Web page and app entries
Segment Open

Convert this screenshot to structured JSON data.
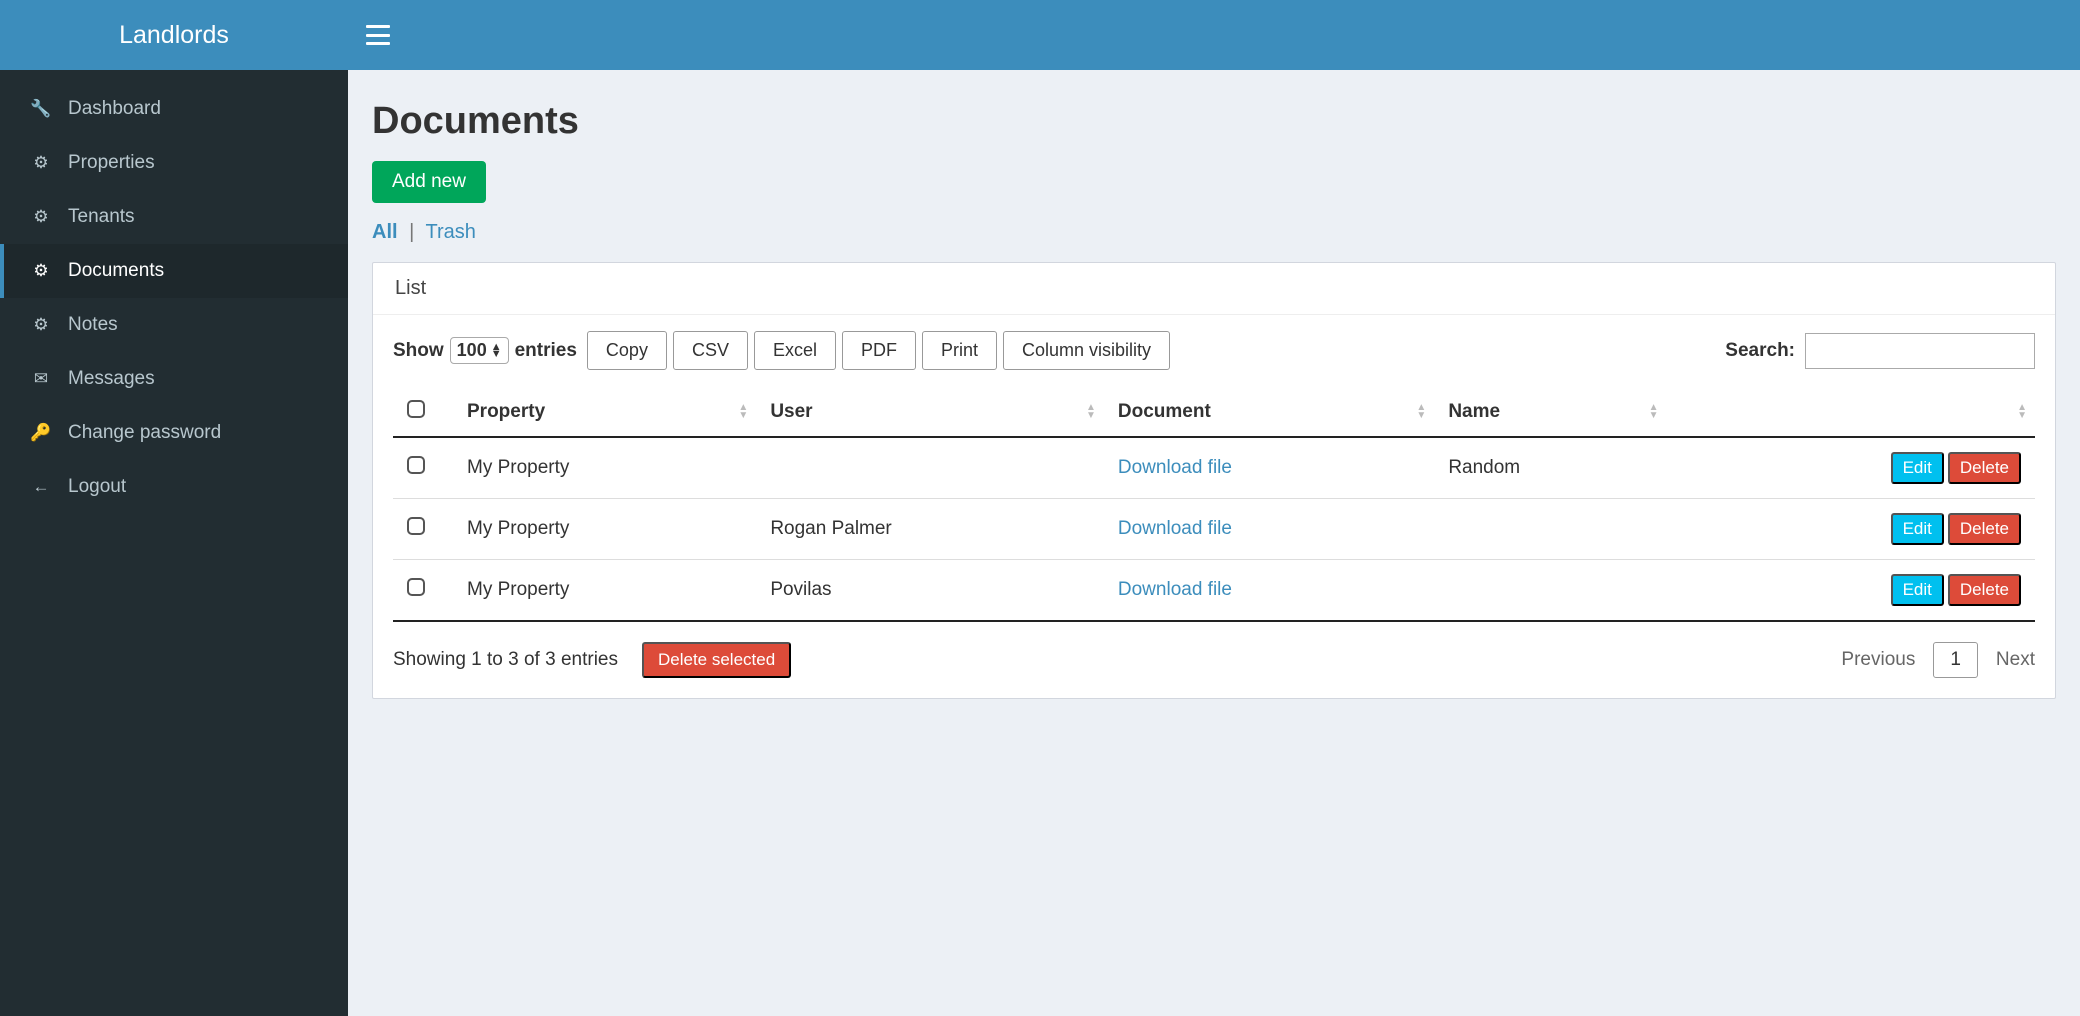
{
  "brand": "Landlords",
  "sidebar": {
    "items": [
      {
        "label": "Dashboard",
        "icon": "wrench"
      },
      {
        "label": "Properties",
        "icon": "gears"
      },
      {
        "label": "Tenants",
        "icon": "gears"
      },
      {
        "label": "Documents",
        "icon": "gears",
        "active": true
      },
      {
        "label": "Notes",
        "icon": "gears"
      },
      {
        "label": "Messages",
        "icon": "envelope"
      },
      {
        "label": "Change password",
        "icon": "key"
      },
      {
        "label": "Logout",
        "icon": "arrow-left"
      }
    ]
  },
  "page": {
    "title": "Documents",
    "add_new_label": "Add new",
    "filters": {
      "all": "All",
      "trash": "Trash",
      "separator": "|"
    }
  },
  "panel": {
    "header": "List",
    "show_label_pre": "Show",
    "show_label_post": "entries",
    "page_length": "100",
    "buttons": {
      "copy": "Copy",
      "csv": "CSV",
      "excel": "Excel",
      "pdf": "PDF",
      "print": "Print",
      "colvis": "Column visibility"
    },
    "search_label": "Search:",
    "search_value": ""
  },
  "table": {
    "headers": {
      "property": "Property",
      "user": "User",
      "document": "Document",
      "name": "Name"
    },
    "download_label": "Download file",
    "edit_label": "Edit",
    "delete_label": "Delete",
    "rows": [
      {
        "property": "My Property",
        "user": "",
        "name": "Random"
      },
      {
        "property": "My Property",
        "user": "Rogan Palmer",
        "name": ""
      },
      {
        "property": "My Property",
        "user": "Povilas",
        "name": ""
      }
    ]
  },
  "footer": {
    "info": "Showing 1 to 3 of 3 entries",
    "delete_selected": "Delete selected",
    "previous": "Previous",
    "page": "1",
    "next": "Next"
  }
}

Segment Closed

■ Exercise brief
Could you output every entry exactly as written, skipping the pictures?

■ Response area
Convert this screenshot to structured JSON data.
{
  "brand": "Landlords",
  "sidebar": {
    "items": [
      {
        "label": "Dashboard",
        "icon": "wrench"
      },
      {
        "label": "Properties",
        "icon": "gears"
      },
      {
        "label": "Tenants",
        "icon": "gears"
      },
      {
        "label": "Documents",
        "icon": "gears",
        "active": true
      },
      {
        "label": "Notes",
        "icon": "gears"
      },
      {
        "label": "Messages",
        "icon": "envelope"
      },
      {
        "label": "Change password",
        "icon": "key"
      },
      {
        "label": "Logout",
        "icon": "arrow-left"
      }
    ]
  },
  "page": {
    "title": "Documents",
    "add_new_label": "Add new",
    "filters": {
      "all": "All",
      "trash": "Trash",
      "separator": "|"
    }
  },
  "panel": {
    "header": "List",
    "show_label_pre": "Show",
    "show_label_post": "entries",
    "page_length": "100",
    "buttons": {
      "copy": "Copy",
      "csv": "CSV",
      "excel": "Excel",
      "pdf": "PDF",
      "print": "Print",
      "colvis": "Column visibility"
    },
    "search_label": "Search:",
    "search_value": ""
  },
  "table": {
    "headers": {
      "property": "Property",
      "user": "User",
      "document": "Document",
      "name": "Name"
    },
    "download_label": "Download file",
    "edit_label": "Edit",
    "delete_label": "Delete",
    "rows": [
      {
        "property": "My Property",
        "user": "",
        "name": "Random"
      },
      {
        "property": "My Property",
        "user": "Rogan Palmer",
        "name": ""
      },
      {
        "property": "My Property",
        "user": "Povilas",
        "name": ""
      }
    ]
  },
  "footer": {
    "info": "Showing 1 to 3 of 3 entries",
    "delete_selected": "Delete selected",
    "previous": "Previous",
    "page": "1",
    "next": "Next"
  }
}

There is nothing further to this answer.